[[ MATERIAL SHOWN, beginning ]]

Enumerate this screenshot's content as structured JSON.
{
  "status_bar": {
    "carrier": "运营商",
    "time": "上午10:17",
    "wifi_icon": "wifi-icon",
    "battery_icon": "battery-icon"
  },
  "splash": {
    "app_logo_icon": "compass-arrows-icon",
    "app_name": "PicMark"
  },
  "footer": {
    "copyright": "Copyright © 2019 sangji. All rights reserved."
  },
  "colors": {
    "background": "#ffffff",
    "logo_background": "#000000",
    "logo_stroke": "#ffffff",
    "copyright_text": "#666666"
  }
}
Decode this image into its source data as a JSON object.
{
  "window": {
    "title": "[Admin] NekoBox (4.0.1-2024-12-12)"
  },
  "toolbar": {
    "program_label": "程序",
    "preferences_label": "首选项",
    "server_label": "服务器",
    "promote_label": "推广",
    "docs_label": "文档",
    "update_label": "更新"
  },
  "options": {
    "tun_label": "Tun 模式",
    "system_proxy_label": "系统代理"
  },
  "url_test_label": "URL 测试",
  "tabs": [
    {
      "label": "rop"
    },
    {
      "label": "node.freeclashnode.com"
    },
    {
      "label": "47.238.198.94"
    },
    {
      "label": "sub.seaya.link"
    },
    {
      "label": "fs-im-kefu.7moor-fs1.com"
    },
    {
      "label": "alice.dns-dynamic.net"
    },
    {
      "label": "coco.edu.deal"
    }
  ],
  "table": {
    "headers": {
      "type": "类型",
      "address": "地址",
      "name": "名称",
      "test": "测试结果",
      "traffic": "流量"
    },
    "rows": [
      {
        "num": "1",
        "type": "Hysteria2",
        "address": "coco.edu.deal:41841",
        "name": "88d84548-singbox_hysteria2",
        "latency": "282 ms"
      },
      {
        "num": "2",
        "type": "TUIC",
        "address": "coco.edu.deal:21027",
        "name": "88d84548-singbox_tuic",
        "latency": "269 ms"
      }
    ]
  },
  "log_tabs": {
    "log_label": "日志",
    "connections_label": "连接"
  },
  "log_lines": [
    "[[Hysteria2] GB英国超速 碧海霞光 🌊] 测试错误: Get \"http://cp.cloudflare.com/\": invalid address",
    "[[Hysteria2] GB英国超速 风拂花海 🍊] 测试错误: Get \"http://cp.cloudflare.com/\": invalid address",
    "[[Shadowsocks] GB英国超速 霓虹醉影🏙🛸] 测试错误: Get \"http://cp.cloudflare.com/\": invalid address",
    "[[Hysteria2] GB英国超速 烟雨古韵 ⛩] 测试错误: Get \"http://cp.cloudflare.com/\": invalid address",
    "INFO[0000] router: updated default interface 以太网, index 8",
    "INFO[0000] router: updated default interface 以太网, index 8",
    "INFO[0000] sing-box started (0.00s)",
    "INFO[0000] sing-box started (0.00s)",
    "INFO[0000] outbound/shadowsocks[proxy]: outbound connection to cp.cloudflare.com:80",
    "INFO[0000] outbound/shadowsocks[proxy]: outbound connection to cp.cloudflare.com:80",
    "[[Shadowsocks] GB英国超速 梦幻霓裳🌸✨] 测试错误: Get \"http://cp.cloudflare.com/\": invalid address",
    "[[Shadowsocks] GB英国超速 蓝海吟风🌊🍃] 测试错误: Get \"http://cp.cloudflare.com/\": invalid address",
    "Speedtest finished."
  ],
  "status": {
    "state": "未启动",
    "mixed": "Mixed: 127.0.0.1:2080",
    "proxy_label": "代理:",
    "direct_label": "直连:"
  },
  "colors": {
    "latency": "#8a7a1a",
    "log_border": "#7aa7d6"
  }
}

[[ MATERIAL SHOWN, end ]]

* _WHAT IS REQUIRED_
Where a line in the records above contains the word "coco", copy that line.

* _WRITTEN SOLUTION_
      "label": "coco.edu.deal"
        "address": "coco.edu.deal:41841",
        "address": "coco.edu.deal:21027",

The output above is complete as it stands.